*Problem details*.
The entries follow. Copy every line in which "data" appears.

*Entries provided*.
###

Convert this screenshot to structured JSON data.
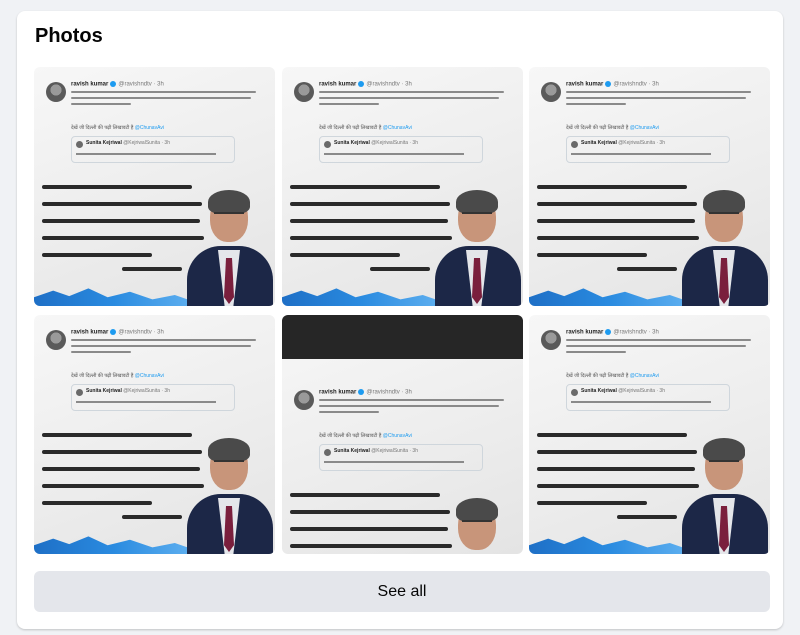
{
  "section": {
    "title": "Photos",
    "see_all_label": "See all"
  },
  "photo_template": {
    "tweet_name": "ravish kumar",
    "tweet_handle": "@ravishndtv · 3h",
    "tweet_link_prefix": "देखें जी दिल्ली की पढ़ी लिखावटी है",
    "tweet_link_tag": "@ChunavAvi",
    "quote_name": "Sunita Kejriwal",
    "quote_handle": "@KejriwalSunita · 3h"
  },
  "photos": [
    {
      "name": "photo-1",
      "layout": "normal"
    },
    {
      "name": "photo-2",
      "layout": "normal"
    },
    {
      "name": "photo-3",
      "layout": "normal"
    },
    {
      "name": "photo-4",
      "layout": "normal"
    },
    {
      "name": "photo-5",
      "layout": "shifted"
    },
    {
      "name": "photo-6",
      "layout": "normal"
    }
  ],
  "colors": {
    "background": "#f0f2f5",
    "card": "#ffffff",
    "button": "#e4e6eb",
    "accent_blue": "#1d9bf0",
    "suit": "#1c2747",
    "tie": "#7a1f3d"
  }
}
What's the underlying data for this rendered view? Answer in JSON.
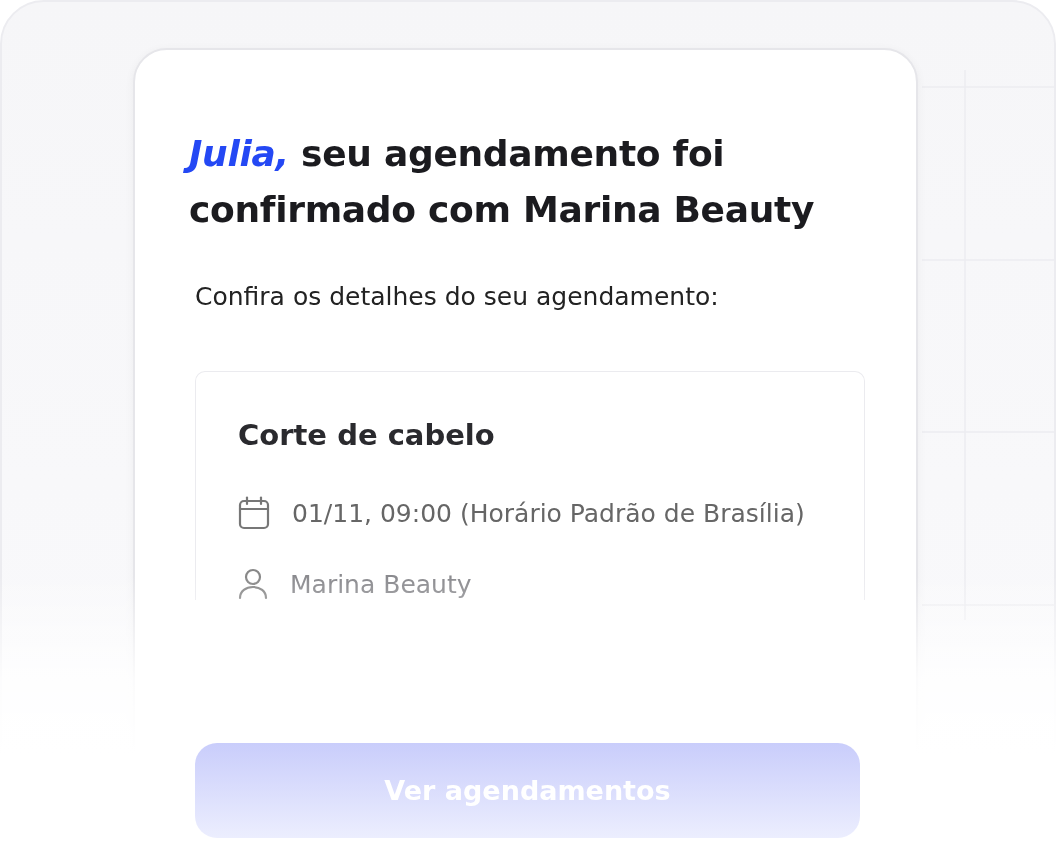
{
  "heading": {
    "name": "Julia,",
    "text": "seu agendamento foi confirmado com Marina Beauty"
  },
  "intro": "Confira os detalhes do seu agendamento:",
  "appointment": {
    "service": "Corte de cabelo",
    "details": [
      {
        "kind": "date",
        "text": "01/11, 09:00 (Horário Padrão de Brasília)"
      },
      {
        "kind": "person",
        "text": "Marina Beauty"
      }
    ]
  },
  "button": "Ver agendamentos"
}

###

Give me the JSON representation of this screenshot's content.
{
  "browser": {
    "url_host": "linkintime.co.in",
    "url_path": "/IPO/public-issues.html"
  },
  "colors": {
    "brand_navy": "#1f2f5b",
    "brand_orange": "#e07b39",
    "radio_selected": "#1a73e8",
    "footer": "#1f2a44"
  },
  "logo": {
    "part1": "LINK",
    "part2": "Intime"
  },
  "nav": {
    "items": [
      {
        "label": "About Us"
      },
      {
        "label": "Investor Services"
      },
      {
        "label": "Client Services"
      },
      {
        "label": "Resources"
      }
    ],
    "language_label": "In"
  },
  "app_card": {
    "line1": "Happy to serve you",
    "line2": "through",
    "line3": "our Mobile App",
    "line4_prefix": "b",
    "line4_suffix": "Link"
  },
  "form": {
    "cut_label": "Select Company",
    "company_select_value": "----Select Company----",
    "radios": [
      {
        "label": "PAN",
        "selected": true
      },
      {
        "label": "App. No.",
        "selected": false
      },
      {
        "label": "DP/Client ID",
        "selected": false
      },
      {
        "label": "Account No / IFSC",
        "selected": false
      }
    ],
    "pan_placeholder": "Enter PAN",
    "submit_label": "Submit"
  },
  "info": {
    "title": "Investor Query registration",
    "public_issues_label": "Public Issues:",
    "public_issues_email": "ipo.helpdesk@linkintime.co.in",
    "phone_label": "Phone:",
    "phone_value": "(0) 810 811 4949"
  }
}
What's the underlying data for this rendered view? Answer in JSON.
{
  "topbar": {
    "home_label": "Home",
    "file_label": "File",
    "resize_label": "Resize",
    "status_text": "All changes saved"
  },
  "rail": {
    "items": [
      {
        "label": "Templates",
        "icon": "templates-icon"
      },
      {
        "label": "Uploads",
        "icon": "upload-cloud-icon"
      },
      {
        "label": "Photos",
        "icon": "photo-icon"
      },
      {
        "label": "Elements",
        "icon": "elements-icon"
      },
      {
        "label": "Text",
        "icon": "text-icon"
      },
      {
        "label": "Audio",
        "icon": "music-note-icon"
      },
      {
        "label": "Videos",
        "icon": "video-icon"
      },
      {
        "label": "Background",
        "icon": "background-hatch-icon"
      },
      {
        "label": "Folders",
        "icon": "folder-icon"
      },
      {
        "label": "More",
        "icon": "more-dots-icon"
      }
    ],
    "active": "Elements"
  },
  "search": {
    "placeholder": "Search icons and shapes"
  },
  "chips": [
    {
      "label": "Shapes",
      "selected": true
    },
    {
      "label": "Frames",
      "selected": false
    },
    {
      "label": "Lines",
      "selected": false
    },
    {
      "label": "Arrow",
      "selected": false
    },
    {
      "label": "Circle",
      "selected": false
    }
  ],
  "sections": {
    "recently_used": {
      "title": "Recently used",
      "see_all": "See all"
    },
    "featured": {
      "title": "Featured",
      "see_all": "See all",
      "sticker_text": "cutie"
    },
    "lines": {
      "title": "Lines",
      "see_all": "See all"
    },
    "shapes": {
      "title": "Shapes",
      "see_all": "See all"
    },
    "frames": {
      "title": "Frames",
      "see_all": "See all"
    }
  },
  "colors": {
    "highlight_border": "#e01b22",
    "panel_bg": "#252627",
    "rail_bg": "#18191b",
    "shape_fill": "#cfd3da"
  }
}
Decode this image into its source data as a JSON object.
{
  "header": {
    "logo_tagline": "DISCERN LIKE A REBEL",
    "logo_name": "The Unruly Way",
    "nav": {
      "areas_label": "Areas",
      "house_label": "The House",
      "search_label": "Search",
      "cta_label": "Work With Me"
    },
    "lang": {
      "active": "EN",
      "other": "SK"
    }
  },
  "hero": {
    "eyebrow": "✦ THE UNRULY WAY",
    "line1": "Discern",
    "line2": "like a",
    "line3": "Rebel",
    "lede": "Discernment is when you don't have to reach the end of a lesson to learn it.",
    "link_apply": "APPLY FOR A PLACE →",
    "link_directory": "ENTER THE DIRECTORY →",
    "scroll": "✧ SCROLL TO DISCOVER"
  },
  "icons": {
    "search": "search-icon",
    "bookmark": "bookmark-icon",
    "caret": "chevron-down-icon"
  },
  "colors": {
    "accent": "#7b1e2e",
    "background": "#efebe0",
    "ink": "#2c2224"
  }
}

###

*Output of the exercise*.
Convert this screenshot to structured JSON data.
What's the underlying data for this rendered view? Answer in JSON.
What's the underlying data for this rendered view? Answer in JSON.
Decode this image into its source data as a JSON object.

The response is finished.